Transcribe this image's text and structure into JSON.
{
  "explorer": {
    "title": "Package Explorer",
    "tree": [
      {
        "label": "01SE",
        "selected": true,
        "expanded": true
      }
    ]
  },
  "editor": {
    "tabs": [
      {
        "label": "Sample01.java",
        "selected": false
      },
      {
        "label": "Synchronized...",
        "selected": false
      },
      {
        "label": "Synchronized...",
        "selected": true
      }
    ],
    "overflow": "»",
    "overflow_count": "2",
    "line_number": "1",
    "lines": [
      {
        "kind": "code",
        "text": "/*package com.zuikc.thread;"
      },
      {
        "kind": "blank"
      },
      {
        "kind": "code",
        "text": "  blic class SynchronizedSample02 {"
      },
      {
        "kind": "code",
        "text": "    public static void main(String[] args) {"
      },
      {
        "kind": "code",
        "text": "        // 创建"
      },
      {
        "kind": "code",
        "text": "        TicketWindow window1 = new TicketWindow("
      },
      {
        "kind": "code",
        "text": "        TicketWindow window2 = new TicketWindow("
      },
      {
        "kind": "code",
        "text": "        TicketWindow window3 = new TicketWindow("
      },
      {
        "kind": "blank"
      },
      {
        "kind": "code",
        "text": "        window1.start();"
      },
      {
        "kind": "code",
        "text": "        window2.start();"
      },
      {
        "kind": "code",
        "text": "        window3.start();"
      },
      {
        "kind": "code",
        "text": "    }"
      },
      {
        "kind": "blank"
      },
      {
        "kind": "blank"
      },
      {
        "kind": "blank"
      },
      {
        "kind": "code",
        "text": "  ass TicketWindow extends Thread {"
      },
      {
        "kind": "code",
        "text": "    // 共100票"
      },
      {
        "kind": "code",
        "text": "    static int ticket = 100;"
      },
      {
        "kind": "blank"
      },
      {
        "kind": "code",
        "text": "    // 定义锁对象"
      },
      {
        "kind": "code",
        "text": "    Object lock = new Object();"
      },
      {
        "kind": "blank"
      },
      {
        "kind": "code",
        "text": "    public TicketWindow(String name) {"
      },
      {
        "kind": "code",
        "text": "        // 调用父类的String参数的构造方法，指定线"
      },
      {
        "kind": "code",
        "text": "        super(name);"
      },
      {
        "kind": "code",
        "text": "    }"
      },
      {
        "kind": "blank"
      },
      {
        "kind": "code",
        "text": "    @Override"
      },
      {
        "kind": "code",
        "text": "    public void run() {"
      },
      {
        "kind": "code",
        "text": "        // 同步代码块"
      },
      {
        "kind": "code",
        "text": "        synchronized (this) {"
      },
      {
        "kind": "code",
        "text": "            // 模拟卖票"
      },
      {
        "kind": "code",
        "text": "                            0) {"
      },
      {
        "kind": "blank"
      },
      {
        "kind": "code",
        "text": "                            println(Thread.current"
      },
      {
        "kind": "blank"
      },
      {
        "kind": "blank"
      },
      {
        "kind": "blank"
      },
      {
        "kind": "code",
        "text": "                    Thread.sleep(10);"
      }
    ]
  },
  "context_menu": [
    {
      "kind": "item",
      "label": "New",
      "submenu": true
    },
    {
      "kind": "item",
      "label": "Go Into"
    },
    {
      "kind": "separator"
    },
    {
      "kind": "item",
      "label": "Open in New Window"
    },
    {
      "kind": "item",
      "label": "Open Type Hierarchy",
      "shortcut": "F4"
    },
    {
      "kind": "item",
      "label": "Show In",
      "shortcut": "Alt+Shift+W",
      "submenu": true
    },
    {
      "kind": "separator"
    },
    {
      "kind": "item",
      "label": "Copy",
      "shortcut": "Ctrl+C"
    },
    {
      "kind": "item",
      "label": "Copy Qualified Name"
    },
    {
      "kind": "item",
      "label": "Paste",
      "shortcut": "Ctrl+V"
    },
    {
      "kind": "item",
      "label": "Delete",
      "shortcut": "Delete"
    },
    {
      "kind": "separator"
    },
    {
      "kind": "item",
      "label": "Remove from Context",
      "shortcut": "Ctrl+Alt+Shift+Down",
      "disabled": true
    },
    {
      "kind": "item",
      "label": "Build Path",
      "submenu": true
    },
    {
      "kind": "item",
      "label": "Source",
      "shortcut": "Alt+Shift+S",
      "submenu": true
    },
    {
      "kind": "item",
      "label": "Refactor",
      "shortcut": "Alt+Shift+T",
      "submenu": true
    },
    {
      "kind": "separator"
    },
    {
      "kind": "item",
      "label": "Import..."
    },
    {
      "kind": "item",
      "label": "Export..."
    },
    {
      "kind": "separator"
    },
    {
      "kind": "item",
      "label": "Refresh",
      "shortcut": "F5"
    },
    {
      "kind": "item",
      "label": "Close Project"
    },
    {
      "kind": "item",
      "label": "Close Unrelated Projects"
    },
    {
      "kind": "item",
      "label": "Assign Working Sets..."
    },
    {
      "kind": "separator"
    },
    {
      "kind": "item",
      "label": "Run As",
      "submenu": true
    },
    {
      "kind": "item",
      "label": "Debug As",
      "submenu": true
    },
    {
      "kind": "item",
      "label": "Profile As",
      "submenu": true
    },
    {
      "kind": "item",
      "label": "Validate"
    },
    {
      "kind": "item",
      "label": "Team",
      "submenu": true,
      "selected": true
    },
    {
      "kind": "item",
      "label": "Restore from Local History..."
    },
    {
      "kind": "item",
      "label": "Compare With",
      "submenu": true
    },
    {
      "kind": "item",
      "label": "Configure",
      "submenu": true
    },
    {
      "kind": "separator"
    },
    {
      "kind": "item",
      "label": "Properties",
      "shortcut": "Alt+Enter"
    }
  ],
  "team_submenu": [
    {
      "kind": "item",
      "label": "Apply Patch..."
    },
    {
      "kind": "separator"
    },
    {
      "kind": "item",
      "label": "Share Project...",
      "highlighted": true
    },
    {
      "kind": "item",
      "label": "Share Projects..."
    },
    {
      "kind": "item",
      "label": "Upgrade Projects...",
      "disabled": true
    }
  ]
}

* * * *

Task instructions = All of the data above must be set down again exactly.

Expected answer =
Transcribe this image's text and structure into JSON.
{
  "explorer": {
    "title": "Package Explorer",
    "tree": [
      {
        "label": "01SE",
        "selected": true,
        "expanded": true
      }
    ]
  },
  "editor": {
    "tabs": [
      {
        "label": "Sample01.java",
        "selected": false
      },
      {
        "label": "Synchronized...",
        "selected": false
      },
      {
        "label": "Synchronized...",
        "selected": true
      }
    ],
    "overflow": "»",
    "overflow_count": "2",
    "line_number": "1",
    "lines": [
      {
        "kind": "code",
        "text": "/*package com.zuikc.thread;"
      },
      {
        "kind": "blank"
      },
      {
        "kind": "code",
        "text": "  blic class SynchronizedSample02 {"
      },
      {
        "kind": "code",
        "text": "    public static void main(String[] args) {"
      },
      {
        "kind": "code",
        "text": "        // 创建"
      },
      {
        "kind": "code",
        "text": "        TicketWindow window1 = new TicketWindow("
      },
      {
        "kind": "code",
        "text": "        TicketWindow window2 = new TicketWindow("
      },
      {
        "kind": "code",
        "text": "        TicketWindow window3 = new TicketWindow("
      },
      {
        "kind": "blank"
      },
      {
        "kind": "code",
        "text": "        window1.start();"
      },
      {
        "kind": "code",
        "text": "        window2.start();"
      },
      {
        "kind": "code",
        "text": "        window3.start();"
      },
      {
        "kind": "code",
        "text": "    }"
      },
      {
        "kind": "blank"
      },
      {
        "kind": "blank"
      },
      {
        "kind": "blank"
      },
      {
        "kind": "code",
        "text": "  ass TicketWindow extends Thread {"
      },
      {
        "kind": "code",
        "text": "    // 共100票"
      },
      {
        "kind": "code",
        "text": "    static int ticket = 100;"
      },
      {
        "kind": "blank"
      },
      {
        "kind": "code",
        "text": "    // 定义锁对象"
      },
      {
        "kind": "code",
        "text": "    Object lock = new Object();"
      },
      {
        "kind": "blank"
      },
      {
        "kind": "code",
        "text": "    public TicketWindow(String name) {"
      },
      {
        "kind": "code",
        "text": "        // 调用父类的String参数的构造方法，指定线"
      },
      {
        "kind": "code",
        "text": "        super(name);"
      },
      {
        "kind": "code",
        "text": "    }"
      },
      {
        "kind": "blank"
      },
      {
        "kind": "code",
        "text": "    @Override"
      },
      {
        "kind": "code",
        "text": "    public void run() {"
      },
      {
        "kind": "code",
        "text": "        // 同步代码块"
      },
      {
        "kind": "code",
        "text": "        synchronized (this) {"
      },
      {
        "kind": "code",
        "text": "            // 模拟卖票"
      },
      {
        "kind": "code",
        "text": "                            0) {"
      },
      {
        "kind": "blank"
      },
      {
        "kind": "code",
        "text": "                            println(Thread.current"
      },
      {
        "kind": "blank"
      },
      {
        "kind": "blank"
      },
      {
        "kind": "blank"
      },
      {
        "kind": "code",
        "text": "                    Thread.sleep(10);"
      }
    ]
  },
  "context_menu": [
    {
      "kind": "item",
      "label": "New",
      "submenu": true
    },
    {
      "kind": "item",
      "label": "Go Into"
    },
    {
      "kind": "separator"
    },
    {
      "kind": "item",
      "label": "Open in New Window"
    },
    {
      "kind": "item",
      "label": "Open Type Hierarchy",
      "shortcut": "F4"
    },
    {
      "kind": "item",
      "label": "Show In",
      "shortcut": "Alt+Shift+W",
      "submenu": true
    },
    {
      "kind": "separator"
    },
    {
      "kind": "item",
      "label": "Copy",
      "shortcut": "Ctrl+C"
    },
    {
      "kind": "item",
      "label": "Copy Qualified Name"
    },
    {
      "kind": "item",
      "label": "Paste",
      "shortcut": "Ctrl+V"
    },
    {
      "kind": "item",
      "label": "Delete",
      "shortcut": "Delete"
    },
    {
      "kind": "separator"
    },
    {
      "kind": "item",
      "label": "Remove from Context",
      "shortcut": "Ctrl+Alt+Shift+Down",
      "disabled": true
    },
    {
      "kind": "item",
      "label": "Build Path",
      "submenu": true
    },
    {
      "kind": "item",
      "label": "Source",
      "shortcut": "Alt+Shift+S",
      "submenu": true
    },
    {
      "kind": "item",
      "label": "Refactor",
      "shortcut": "Alt+Shift+T",
      "submenu": true
    },
    {
      "kind": "separator"
    },
    {
      "kind": "item",
      "label": "Import..."
    },
    {
      "kind": "item",
      "label": "Export..."
    },
    {
      "kind": "separator"
    },
    {
      "kind": "item",
      "label": "Refresh",
      "shortcut": "F5"
    },
    {
      "kind": "item",
      "label": "Close Project"
    },
    {
      "kind": "item",
      "label": "Close Unrelated Projects"
    },
    {
      "kind": "item",
      "label": "Assign Working Sets..."
    },
    {
      "kind": "separator"
    },
    {
      "kind": "item",
      "label": "Run As",
      "submenu": true
    },
    {
      "kind": "item",
      "label": "Debug As",
      "submenu": true
    },
    {
      "kind": "item",
      "label": "Profile As",
      "submenu": true
    },
    {
      "kind": "item",
      "label": "Validate"
    },
    {
      "kind": "item",
      "label": "Team",
      "submenu": true,
      "selected": true
    },
    {
      "kind": "item",
      "label": "Restore from Local History..."
    },
    {
      "kind": "item",
      "label": "Compare With",
      "submenu": true
    },
    {
      "kind": "item",
      "label": "Configure",
      "submenu": true
    },
    {
      "kind": "separator"
    },
    {
      "kind": "item",
      "label": "Properties",
      "shortcut": "Alt+Enter"
    }
  ],
  "team_submenu": [
    {
      "kind": "item",
      "label": "Apply Patch..."
    },
    {
      "kind": "separator"
    },
    {
      "kind": "item",
      "label": "Share Project...",
      "highlighted": true
    },
    {
      "kind": "item",
      "label": "Share Projects..."
    },
    {
      "kind": "item",
      "label": "Upgrade Projects...",
      "disabled": true
    }
  ]
}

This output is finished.